"It's just a terrible blind spot," he said, adding that the Chinese people need to be told exactly what took place in Tibet.
"I saw what happened there under Maoist rule and it was truly a tragedy"
Fraser joined other presenters in saying the Canadian government needed to do a better job of standing up for its own principles when dealing with China.
"We are facing some sort of assault on our own institutions if we don't have a practical attitude in dealing with China."
Dr. Shiyu Zhou of the Global Internet Freedom Consortium discussed internet censorship and efforts to break through the internet blockade the CCP is using to keep Chinese people in a permanent information blackout.
"In closed societies, information control is often used for manipulation and indoctrination and sometimes also use to whip up anti-democratic sentiment, as illustrated by the xenophobia fostered online in the People's Republic of China following the Tibet crackdown and the Olympics Torch Relay," he said.

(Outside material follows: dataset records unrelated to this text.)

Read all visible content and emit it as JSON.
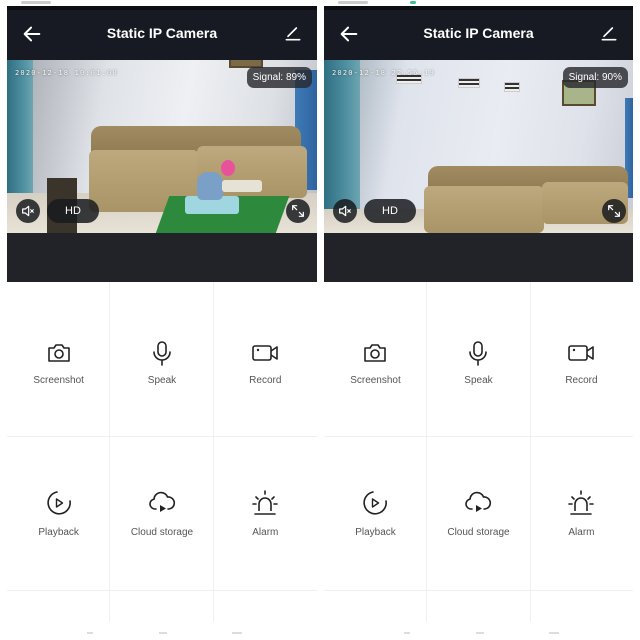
{
  "screens": [
    {
      "header": {
        "title": "Static IP Camera",
        "back_icon": "arrow-left-icon",
        "edit_icon": "pencil-icon"
      },
      "video": {
        "timestamp": "2020-12-18 10:01:00",
        "signal_label": "Signal: 89%",
        "signal_percent": 89,
        "quality_label": "HD",
        "mute_icon": "speaker-muted-icon",
        "fullscreen_icon": "fullscreen-icon"
      },
      "actions": [
        {
          "label": "Screenshot",
          "icon": "camera-icon"
        },
        {
          "label": "Speak",
          "icon": "microphone-icon"
        },
        {
          "label": "Record",
          "icon": "video-camera-icon"
        },
        {
          "label": "Playback",
          "icon": "playback-icon"
        },
        {
          "label": "Cloud storage",
          "icon": "cloud-play-icon"
        },
        {
          "label": "Alarm",
          "icon": "alarm-siren-icon"
        }
      ]
    },
    {
      "header": {
        "title": "Static IP Camera",
        "back_icon": "arrow-left-icon",
        "edit_icon": "pencil-icon"
      },
      "video": {
        "timestamp": "2020-12-18 22:56:19",
        "signal_label": "Signal: 90%",
        "signal_percent": 90,
        "quality_label": "HD",
        "mute_icon": "speaker-muted-icon",
        "fullscreen_icon": "fullscreen-icon"
      },
      "actions": [
        {
          "label": "Screenshot",
          "icon": "camera-icon"
        },
        {
          "label": "Speak",
          "icon": "microphone-icon"
        },
        {
          "label": "Record",
          "icon": "video-camera-icon"
        },
        {
          "label": "Playback",
          "icon": "playback-icon"
        },
        {
          "label": "Cloud storage",
          "icon": "cloud-play-icon"
        },
        {
          "label": "Alarm",
          "icon": "alarm-siren-icon"
        }
      ]
    }
  ]
}
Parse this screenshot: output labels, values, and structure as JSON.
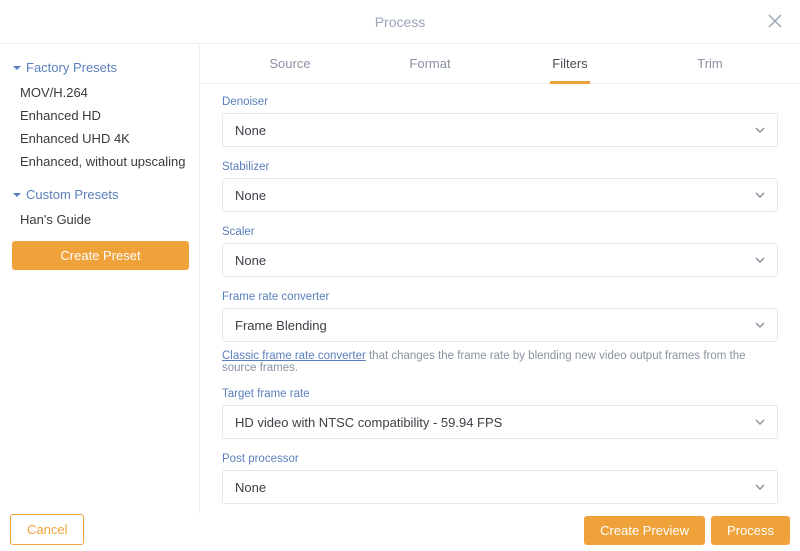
{
  "header": {
    "title": "Process"
  },
  "sidebar": {
    "factory": {
      "title": "Factory Presets",
      "items": [
        "MOV/H.264",
        "Enhanced HD",
        "Enhanced UHD 4K",
        "Enhanced, without upscaling"
      ]
    },
    "custom": {
      "title": "Custom Presets",
      "items": [
        "Han's Guide"
      ]
    },
    "create_label": "Create Preset"
  },
  "tabs": {
    "source": "Source",
    "format": "Format",
    "filters": "Filters",
    "trim": "Trim"
  },
  "filters": {
    "denoiser": {
      "label": "Denoiser",
      "value": "None"
    },
    "stabilizer": {
      "label": "Stabilizer",
      "value": "None"
    },
    "scaler": {
      "label": "Scaler",
      "value": "None"
    },
    "frame_rate_converter": {
      "label": "Frame rate converter",
      "value": "Frame Blending",
      "help_link": "Classic frame rate converter",
      "help_text": " that changes the frame rate by blending new video output frames from the source frames."
    },
    "target_frame_rate": {
      "label": "Target frame rate",
      "value": "HD video with NTSC compatibility - 59.94 FPS"
    },
    "post_processor": {
      "label": "Post processor",
      "value": "None"
    }
  },
  "footer": {
    "cancel": "Cancel",
    "create_preview": "Create Preview",
    "process": "Process"
  }
}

China democracy activist Sheng Xue discussed the ongoing intimidation she faced from the CCP even though she now lives in Canada and how some friends were afraid to be seen with her because they feared retaliation from the CCP.
She also said that despite economic reforms, Chinese people have not gained greater political freedom in the last 20-plus years.
"Politically speaking, people in China are more strictly controlled now than in the 1980s," she said.
Sheng described communist China as the "supreme headquarters of all dictatorships." Another panelist echoed that sentiment saying "whenever there is something bad happening you can be relatively certain the Chinese government has people there making it worse."
Cindy Gu, publisher of the Canadian edition of The Epoch Times described the regime's efforts to control overseas Chinese media. She detailed the regime's ongoing efforts to suppress The Epoch Times as well as the impacts that overseas Chinese media have had. She pointed to mobs that formed in New York City's Chinatown as an example of what those media could do.
Overseas Chinese media recently repeated a fabricated report by Xinhua, the CCP's official news agency, which stated that Falun Gong practitioners were blocking donation activities for victims of the Sichuan earthquake. The fabricated reports led to mobs of Chinese people in New York swarming Falun Gong adherents, often assaulting them.